What do you mean "enforced" Object oriented rules? If a developer is given a set of rules and doesn't follow them, it's not the tools' fault, what ever the tool. If I say don't use statics and singletons, and one dev creates a feature using that, I don't think c# or Unity is to blame, right?

PlayMaker is not object oriented, nor it Unity, so enforcing Object oriented approach has to make sense within this context. I love OOP in theory, but the downside is that true OOP is just like Java, and the main issue with this, is that once you decide on the structure, you can't change it, which is why so many project are doomed when they reach this critical time in the developement process where the client says "Let's do this instead..." which totally mess up your OOP structure and you are unable to deliver in time nor it becomes a clean project anymore. So OOP: yes, but loose and it's ok for it to be loose in my opinion :)

My very first big project with Unity years ago was to create a simulator for a Robot on a oil rig, which replace manual operations that are highly hazardous, the project spans over more than two years and is used to train employees before working on site so it has to be 100% realistic and true to the real thing, I also picked Playmaker, it just came out of beta) because of its Finite state machine, the client would give me a diagram of operations as they developed the robot itself, involves some very complex and ever changing rules, which if I had to do in c#, I would have certainly fail at it. With Playmaker, I was faster then the actual engineer in implementing new rules!! that is when the client was giving us instructions about how the robot should behave, the engineer that was suppose to code the robot ( no change in variables nor physical context, pure behaviour change), I was way faster! Every one was shocked. Even today if I had to start again, I would still pick PlayMaker, because c# doesn't offer any built in solution to create such a flexible system, and it would mean having to recreate an FSM or something similar to get there anyway.

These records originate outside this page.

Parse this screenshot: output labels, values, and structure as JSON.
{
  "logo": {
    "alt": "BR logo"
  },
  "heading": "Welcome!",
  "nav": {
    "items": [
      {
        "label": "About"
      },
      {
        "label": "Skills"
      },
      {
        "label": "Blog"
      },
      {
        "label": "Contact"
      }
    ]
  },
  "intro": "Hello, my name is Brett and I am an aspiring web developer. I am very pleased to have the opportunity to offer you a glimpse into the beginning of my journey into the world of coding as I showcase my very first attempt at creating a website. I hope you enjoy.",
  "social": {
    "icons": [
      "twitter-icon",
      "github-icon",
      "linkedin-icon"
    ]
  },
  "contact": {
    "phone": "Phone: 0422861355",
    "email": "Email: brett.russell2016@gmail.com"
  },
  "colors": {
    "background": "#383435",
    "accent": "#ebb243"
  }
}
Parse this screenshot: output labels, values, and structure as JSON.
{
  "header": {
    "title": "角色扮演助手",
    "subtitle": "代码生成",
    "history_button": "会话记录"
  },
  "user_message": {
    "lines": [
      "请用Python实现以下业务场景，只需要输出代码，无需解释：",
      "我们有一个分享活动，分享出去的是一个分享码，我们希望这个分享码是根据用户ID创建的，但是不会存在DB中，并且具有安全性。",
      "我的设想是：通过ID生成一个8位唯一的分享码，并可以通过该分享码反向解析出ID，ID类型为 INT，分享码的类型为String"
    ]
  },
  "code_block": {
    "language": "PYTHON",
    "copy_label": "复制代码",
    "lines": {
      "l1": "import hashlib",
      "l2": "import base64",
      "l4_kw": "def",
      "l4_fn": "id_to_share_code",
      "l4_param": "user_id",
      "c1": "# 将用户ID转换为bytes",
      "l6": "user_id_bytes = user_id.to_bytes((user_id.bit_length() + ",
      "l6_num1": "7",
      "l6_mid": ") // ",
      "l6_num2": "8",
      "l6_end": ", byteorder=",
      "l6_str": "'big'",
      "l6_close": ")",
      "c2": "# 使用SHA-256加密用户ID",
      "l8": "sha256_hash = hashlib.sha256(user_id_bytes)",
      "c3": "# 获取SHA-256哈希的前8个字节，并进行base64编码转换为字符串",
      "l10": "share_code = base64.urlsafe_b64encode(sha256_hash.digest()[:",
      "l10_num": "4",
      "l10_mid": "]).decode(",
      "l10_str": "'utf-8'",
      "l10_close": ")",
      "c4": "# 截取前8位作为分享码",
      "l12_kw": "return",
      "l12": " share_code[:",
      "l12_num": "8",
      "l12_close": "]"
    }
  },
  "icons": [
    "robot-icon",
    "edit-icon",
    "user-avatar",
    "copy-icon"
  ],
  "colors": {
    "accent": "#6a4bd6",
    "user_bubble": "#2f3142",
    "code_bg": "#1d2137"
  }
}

My most successful approach so far when I have to create complex beasts with Playmaker is more an MVC approach actually, because of the way Playmaker can communicate so easily between each Fsms, without any boiler plates and event registrations, etc etc. So Maybe leaning towards a loose MVC ( Again because Unity and Playmaker are not fully MVC compliant context) will get you farther down the road than an OOP approach.

So, I differ from your conclusion that Playmaker is just for novice, Playmaker brings far more on the table then a quick learning entry level scripting solution, it offers a true production ready, performent, and battle tested Finite State Machine. I always say that Playmaker should not even advertise that it is visual, because it undermine what Playmaker is really about, it's a different approach.

- No more difference between synchrone and asynchrone operations! This is huge.
- No more boiler plates for event listening, this is also huge, but dangerous, I give you that
- No more compilation when making changes. Everytime I have to work with components or need to create a new custom actions, It hits me that I really got used to not having to wait for Unity to recompile to press play! this is massive in terms of production gain. I demonstrated that at Unite in texas few years ago, someone challenged me to write a quick logic, thinking playmaker would fail, what happen is, that by the time he was starting coding in visual studio, I was already playing. That was a a shock for that developer. This becomes more and more noticeable as your project grows as well.
- Total transparency at runtime, I can see where are all my fsm and what they are doing, Debugging is part of the development from scratch. The gains in production speed are also very noticeable, I curse everytime I have to debug a complex set of classes, which clearly is not as convenient to do than with PlayMaker.


I stop here :) but I'd be interested in learning more about what where your flaws, we can certainly learn from your experience and see if we can improve the workflow or maybe do some samples where we show how Playmaker can be integrated in a mixed team of core developers and artists.


Bye,

 Jean